Understanding the nature, dynamics, and consequences of Stalinism in Eastern and Central Europe remains an urgent scholarly and moral task. The present volume compiles the proceedings of the conference “Stalinism Revisited: The Establishment of Communist Regimes in the former Soviet Bloc” (29-30 November 2007, Washington, D.C., USA). The event was envisaged as an opportunity for synthesis and comparison under the favorable circumstances of temporal distance and new available sources. The two decades that have passed since the 1989 watershed brought about an archival upheaval1 and, consequently, a scholarly explosion within the field of communist studies. The result was an opportunity for reinforcing and/or retesting many of the assertions produced in academia throughout the years of both the Cold War and the immediate post-communist euphoria. Equally significant, a certain sense of closure and atonement at the local level, created new motivations for coming to terms with the first decade of communism's existence in the area, one fundamentally defined by trauma and repression.
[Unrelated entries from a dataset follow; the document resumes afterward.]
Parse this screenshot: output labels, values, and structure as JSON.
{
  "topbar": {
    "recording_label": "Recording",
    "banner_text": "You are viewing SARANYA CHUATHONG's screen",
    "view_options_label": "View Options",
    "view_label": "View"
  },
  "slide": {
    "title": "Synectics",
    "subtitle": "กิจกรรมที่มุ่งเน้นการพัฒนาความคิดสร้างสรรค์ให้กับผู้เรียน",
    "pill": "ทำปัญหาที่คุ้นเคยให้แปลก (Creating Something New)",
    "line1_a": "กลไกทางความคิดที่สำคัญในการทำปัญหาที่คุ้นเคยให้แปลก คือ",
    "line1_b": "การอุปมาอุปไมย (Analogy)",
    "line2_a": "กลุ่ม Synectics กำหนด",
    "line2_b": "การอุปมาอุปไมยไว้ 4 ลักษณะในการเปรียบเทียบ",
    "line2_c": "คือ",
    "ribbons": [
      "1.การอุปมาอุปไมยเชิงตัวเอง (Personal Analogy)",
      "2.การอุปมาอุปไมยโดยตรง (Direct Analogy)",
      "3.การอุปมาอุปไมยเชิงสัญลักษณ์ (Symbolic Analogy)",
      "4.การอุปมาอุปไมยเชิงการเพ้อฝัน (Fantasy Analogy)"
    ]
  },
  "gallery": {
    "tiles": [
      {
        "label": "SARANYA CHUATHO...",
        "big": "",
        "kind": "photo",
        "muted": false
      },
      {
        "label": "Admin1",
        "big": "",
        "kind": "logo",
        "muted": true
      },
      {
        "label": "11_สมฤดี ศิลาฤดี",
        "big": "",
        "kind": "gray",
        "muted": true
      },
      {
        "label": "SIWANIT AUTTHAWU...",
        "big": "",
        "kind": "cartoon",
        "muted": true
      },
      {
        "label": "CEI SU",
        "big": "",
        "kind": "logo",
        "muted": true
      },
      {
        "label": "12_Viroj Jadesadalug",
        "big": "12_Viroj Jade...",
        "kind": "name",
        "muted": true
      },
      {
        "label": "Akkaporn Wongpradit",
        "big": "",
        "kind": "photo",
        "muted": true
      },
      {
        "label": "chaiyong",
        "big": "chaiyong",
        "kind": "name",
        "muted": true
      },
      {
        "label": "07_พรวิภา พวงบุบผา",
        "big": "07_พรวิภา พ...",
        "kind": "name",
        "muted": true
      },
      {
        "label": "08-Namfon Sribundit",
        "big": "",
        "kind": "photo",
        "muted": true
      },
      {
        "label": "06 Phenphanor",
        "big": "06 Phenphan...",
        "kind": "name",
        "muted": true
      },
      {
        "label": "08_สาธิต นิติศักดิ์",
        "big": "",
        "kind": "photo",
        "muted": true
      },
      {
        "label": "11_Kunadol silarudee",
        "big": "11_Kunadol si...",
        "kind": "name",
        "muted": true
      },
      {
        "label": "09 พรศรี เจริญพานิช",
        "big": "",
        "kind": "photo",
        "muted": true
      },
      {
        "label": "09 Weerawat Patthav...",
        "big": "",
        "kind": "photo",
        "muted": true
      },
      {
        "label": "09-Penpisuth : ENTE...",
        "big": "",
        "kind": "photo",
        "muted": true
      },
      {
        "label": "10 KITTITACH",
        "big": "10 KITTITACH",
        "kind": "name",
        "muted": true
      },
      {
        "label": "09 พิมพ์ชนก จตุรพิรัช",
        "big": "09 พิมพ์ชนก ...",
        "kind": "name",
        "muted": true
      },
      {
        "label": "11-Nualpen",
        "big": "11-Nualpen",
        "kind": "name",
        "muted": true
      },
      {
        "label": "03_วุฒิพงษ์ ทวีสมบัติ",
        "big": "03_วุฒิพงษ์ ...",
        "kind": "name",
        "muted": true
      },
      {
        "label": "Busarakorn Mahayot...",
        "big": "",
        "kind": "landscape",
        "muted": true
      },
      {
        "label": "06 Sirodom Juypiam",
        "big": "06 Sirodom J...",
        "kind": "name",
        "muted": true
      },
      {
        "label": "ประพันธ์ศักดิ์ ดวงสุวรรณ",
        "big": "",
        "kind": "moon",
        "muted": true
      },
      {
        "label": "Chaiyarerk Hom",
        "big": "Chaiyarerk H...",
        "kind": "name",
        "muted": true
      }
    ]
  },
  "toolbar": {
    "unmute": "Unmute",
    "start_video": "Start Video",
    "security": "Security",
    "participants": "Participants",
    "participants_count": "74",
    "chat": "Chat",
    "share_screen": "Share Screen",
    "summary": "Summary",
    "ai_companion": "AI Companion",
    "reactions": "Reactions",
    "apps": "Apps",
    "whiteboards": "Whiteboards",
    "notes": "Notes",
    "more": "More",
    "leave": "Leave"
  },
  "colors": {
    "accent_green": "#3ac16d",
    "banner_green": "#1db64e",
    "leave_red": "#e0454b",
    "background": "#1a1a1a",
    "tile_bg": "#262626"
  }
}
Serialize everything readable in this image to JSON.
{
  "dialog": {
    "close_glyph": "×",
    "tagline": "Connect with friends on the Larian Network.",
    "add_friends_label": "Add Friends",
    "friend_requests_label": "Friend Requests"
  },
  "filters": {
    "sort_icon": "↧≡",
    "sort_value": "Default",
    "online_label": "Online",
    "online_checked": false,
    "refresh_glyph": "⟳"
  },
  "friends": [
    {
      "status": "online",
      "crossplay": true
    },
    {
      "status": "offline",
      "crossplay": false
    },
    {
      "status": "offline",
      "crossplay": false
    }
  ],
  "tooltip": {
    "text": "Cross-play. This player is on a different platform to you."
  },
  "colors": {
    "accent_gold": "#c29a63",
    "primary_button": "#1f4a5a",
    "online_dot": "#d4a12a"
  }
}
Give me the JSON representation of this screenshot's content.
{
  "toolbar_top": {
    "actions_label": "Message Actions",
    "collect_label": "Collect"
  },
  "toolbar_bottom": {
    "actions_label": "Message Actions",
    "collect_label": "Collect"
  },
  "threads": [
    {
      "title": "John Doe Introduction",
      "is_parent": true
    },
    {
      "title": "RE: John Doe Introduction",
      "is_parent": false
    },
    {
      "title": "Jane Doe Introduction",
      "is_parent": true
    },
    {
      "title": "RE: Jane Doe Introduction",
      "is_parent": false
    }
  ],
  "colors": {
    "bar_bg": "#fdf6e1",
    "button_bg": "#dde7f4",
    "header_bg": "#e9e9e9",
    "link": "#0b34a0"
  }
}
The year 2007 symbolized a historical threshold that marked six decades since the establishment of communist regimes in Eastern Europe (though it can be argued that this process took place earlier in some countries, such as Bulgaria, and later in other, e.g., Czechoslovakia). The experience of recent years shows that the 21st century is still following upon the footsteps of the previous one. In many respects, it is only a formal convention to speak of a new century. Once Daniel Chirot stated that in the 21st century “the fundamental causes of revo-
1 What Sheila Fitzpatrick defined as “an abrupt and radical transformation of
the universe of sources and the conditions of access to information” in her
“Introduction” to Stalinism: New Directions (London: Routledge, 2000), p. 3.